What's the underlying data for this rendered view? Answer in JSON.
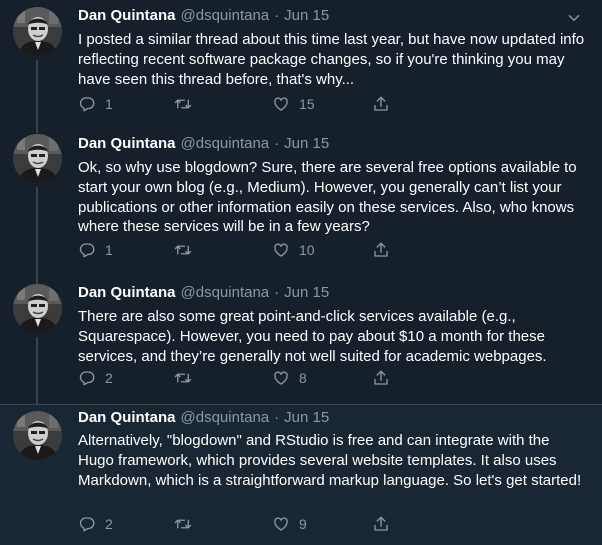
{
  "tweets": [
    {
      "name": "Dan Quintana",
      "handle": "@dsquintana",
      "separator": "·",
      "date": "Jun 15",
      "text": "I posted a similar thread about this time last year, but have now updated info reflecting recent software package changes, so if you're thinking you may have seen this thread before, that's why...",
      "replies": "1",
      "retweets": "",
      "likes": "15"
    },
    {
      "name": "Dan Quintana",
      "handle": "@dsquintana",
      "separator": "·",
      "date": "Jun 15",
      "text": "Ok, so why use blogdown? Sure, there are several free options available to start your own blog (e.g., Medium). However, you generally can’t list your publications or other information easily on these services. Also, who knows where these services will be in a few years?",
      "replies": "1",
      "retweets": "",
      "likes": "10"
    },
    {
      "name": "Dan Quintana",
      "handle": "@dsquintana",
      "separator": "·",
      "date": "Jun 15",
      "text": "There are also some great point-and-click services available (e.g., Squarespace). However, you need to pay about $10 a month for these services, and they’re generally not well suited for academic webpages.",
      "replies": "2",
      "retweets": "",
      "likes": "8"
    },
    {
      "name": "Dan Quintana",
      "handle": "@dsquintana",
      "separator": "·",
      "date": "Jun 15",
      "text": "Alternatively, \"blogdown\" and RStudio is free and can integrate with the Hugo framework, which provides several website templates. It also uses Markdown, which is a straightforward markup language. So let's get started!",
      "replies": "2",
      "retweets": "",
      "likes": "9"
    }
  ],
  "colors": {
    "background": "#15202b",
    "highlight_background": "#192734",
    "secondary_text": "#8899a6",
    "thread_line": "#38444d"
  }
}
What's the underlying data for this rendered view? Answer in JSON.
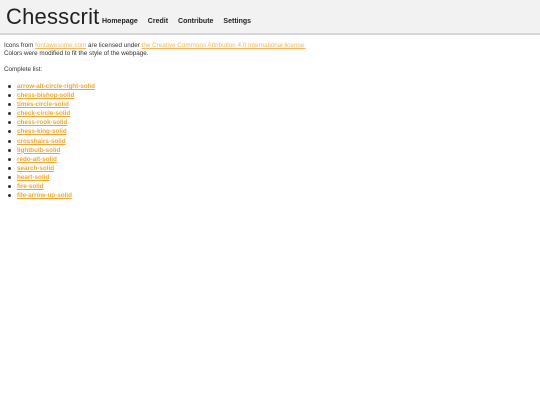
{
  "header": {
    "brand": "Chesscrit",
    "nav": {
      "homepage": "Homepage",
      "credit": "Credit",
      "contribute": "Contribute",
      "settings": "Settings"
    }
  },
  "content": {
    "line1_prefix": "Icons from",
    "fontawesome_link": "fontawesome.com",
    "line1_middle": "are licensed under",
    "license_link": "the Creative Commons Attribution 4.0 International license.",
    "line2": "Colors were modified to fit the style of the webpage.",
    "complete_list_label": "Complete list:",
    "icons": [
      "arrow-alt-circle-right-solid",
      "chess-bishop-solid",
      "times-circle-solid",
      "check-circle-solid",
      "chess-rook-solid",
      "chess-king-solid",
      "crosshairs-solid",
      "lightbulb-solid",
      "redo-alt-solid",
      "search-solid",
      "heart-solid",
      "fire-solid",
      "file-arrow-up-solid"
    ]
  },
  "colors": {
    "header_bg": "#f2f2f2",
    "link_accent": "#f0a630",
    "external_link": "#f5b75a"
  }
}
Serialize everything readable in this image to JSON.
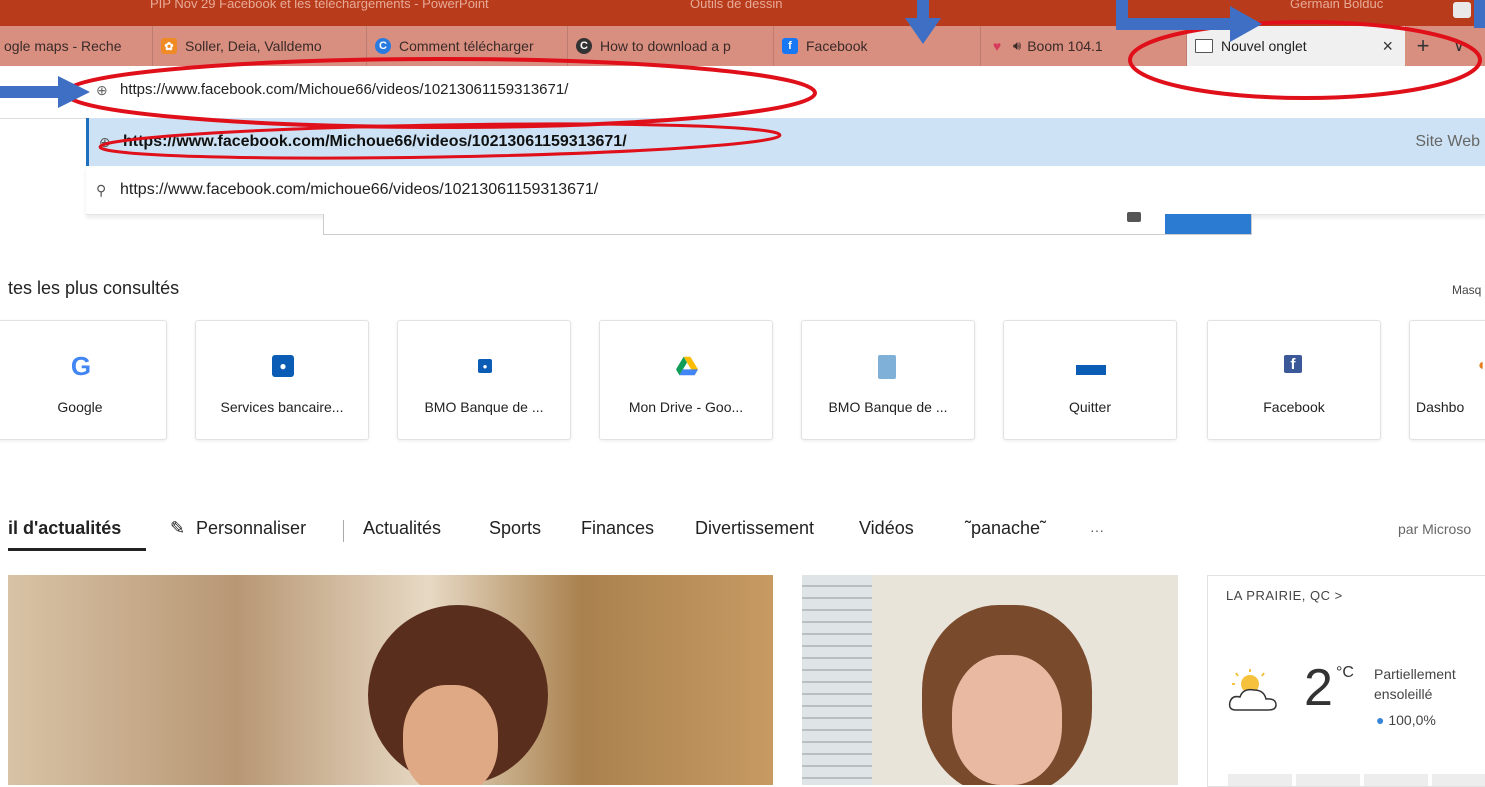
{
  "titlebar": {
    "doc_title": "PIP Nov 29 Facebook et les téléchargements - PowerPoint",
    "context_tab": "Outils de dessin",
    "user": "Germain Bolduc"
  },
  "tabs": [
    {
      "label": "ogle maps - Reche"
    },
    {
      "label": "Soller, Deia, Valldemo"
    },
    {
      "label": "Comment télécharger"
    },
    {
      "label": "How to download a p"
    },
    {
      "label": "Facebook"
    },
    {
      "label": "Boom 104.1"
    },
    {
      "label": "Nouvel onglet"
    }
  ],
  "address": {
    "url": "https://www.facebook.com/Michoue66/videos/10213061159313671/"
  },
  "suggestions": [
    {
      "text": "https://www.facebook.com/Michoue66/videos/10213061159313671/",
      "type": "Site Web"
    },
    {
      "text": "https://www.facebook.com/michoue66/videos/10213061159313671/"
    }
  ],
  "top_sites": {
    "title": "tes les plus consultés",
    "hide_label": "Masq",
    "tiles": [
      {
        "label": "Google"
      },
      {
        "label": "Services bancaire..."
      },
      {
        "label": "BMO Banque de ..."
      },
      {
        "label": "Mon Drive - Goo..."
      },
      {
        "label": "BMO Banque de ..."
      },
      {
        "label": "Quitter"
      },
      {
        "label": "Facebook"
      },
      {
        "label": "Dashbo"
      }
    ]
  },
  "news": {
    "feed": "il d'actualités",
    "customize": "Personnaliser",
    "categories": [
      "Actualités",
      "Sports",
      "Finances",
      "Divertissement",
      "Vidéos",
      "˜panache˜"
    ],
    "more": "···",
    "by": "par Microso"
  },
  "weather": {
    "location": "LA PRAIRIE, QC",
    "temp": "2",
    "unit": "°C",
    "condition": "Partiellement ensoleillé",
    "humidity": "100,0%"
  },
  "colors": {
    "titlebar": "#b83c1c",
    "tabstrip": "#d98f80",
    "suggestion_highlight": "#cde3f5",
    "annotation_red": "#e0101a",
    "annotation_arrow": "#3f6fc4"
  }
}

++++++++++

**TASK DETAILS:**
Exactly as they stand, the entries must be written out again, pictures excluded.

**TASK RESPONSE:**
What's the underlying data for this rendered view? Answer in JSON.
{
  "tweets": [
    {
      "name": "Dan Quintana",
      "handle": "@dsquintana",
      "separator": "·",
      "date": "Jun 15",
      "text": "I posted a similar thread about this time last year, but have now updated info reflecting recent software package changes, so if you're thinking you may have seen this thread before, that's why...",
      "replies": "1",
      "retweets": "",
      "likes": "15"
    },
    {
      "name": "Dan Quintana",
      "handle": "@dsquintana",
      "separator": "·",
      "date": "Jun 15",
      "text": "Ok, so why use blogdown? Sure, there are several free options available to start your own blog (e.g., Medium). However, you generally can’t list your publications or other information easily on these services. Also, who knows where these services will be in a few years?",
      "replies": "1",
      "retweets": "",
      "likes": "10"
    },
    {
      "name": "Dan Quintana",
      "handle": "@dsquintana",
      "separator": "·",
      "date": "Jun 15",
      "text": "There are also some great point-and-click services available (e.g., Squarespace). However, you need to pay about $10 a month for these services, and they’re generally not well suited for academic webpages.",
      "replies": "2",
      "retweets": "",
      "likes": "8"
    },
    {
      "name": "Dan Quintana",
      "handle": "@dsquintana",
      "separator": "·",
      "date": "Jun 15",
      "text": "Alternatively, \"blogdown\" and RStudio is free and can integrate with the Hugo framework, which provides several website templates. It also uses Markdown, which is a straightforward markup language. So let's get started!",
      "replies": "2",
      "retweets": "",
      "likes": "9"
    }
  ],
  "colors": {
    "background": "#15202b",
    "highlight_background": "#192734",
    "secondary_text": "#8899a6",
    "thread_line": "#38444d"
  }
}
What's the underlying data for this rendered view? Answer in JSON.
{
  "header": {
    "brand": "Chesscrit",
    "nav": {
      "homepage": "Homepage",
      "credit": "Credit",
      "contribute": "Contribute",
      "settings": "Settings"
    }
  },
  "content": {
    "line1_prefix": "Icons from",
    "fontawesome_link": "fontawesome.com",
    "line1_middle": "are licensed under",
    "license_link": "the Creative Commons Attribution 4.0 International license.",
    "line2": "Colors were modified to fit the style of the webpage.",
    "complete_list_label": "Complete list:",
    "icons": [
      "arrow-alt-circle-right-solid",
      "chess-bishop-solid",
      "times-circle-solid",
      "check-circle-solid",
      "chess-rook-solid",
      "chess-king-solid",
      "crosshairs-solid",
      "lightbulb-solid",
      "redo-alt-solid",
      "search-solid",
      "heart-solid",
      "fire-solid",
      "file-arrow-up-solid"
    ]
  },
  "colors": {
    "header_bg": "#f2f2f2",
    "link_accent": "#f0a630",
    "external_link": "#f5b75a"
  }
}
Serialize everything readable in this image to JSON.
{
  "titlebar": {
    "doc_title": "PIP Nov 29 Facebook et les téléchargements - PowerPoint",
    "context_tab": "Outils de dessin",
    "user": "Germain Bolduc"
  },
  "tabs": [
    {
      "label": "ogle maps - Reche"
    },
    {
      "label": "Soller, Deia, Valldemo"
    },
    {
      "label": "Comment télécharger"
    },
    {
      "label": "How to download a p"
    },
    {
      "label": "Facebook"
    },
    {
      "label": "Boom 104.1"
    },
    {
      "label": "Nouvel onglet"
    }
  ],
  "address": {
    "url": "https://www.facebook.com/Michoue66/videos/10213061159313671/"
  },
  "suggestions": [
    {
      "text": "https://www.facebook.com/Michoue66/videos/10213061159313671/",
      "type": "Site Web"
    },
    {
      "text": "https://www.facebook.com/michoue66/videos/10213061159313671/"
    }
  ],
  "top_sites": {
    "title": "tes les plus consultés",
    "hide_label": "Masq",
    "tiles": [
      {
        "label": "Google"
      },
      {
        "label": "Services bancaire..."
      },
      {
        "label": "BMO Banque de ..."
      },
      {
        "label": "Mon Drive - Goo..."
      },
      {
        "label": "BMO Banque de ..."
      },
      {
        "label": "Quitter"
      },
      {
        "label": "Facebook"
      },
      {
        "label": "Dashbo"
      }
    ]
  },
  "news": {
    "feed": "il d'actualités",
    "customize": "Personnaliser",
    "categories": [
      "Actualités",
      "Sports",
      "Finances",
      "Divertissement",
      "Vidéos",
      "˜panache˜"
    ],
    "more": "···",
    "by": "par Microso"
  },
  "weather": {
    "location": "LA PRAIRIE, QC",
    "temp": "2",
    "unit": "°C",
    "condition": "Partiellement ensoleillé",
    "humidity": "100,0%"
  },
  "colors": {
    "titlebar": "#b83c1c",
    "tabstrip": "#d98f80",
    "suggestion_highlight": "#cde3f5",
    "annotation_red": "#e0101a",
    "annotation_arrow": "#3f6fc4"
  }
}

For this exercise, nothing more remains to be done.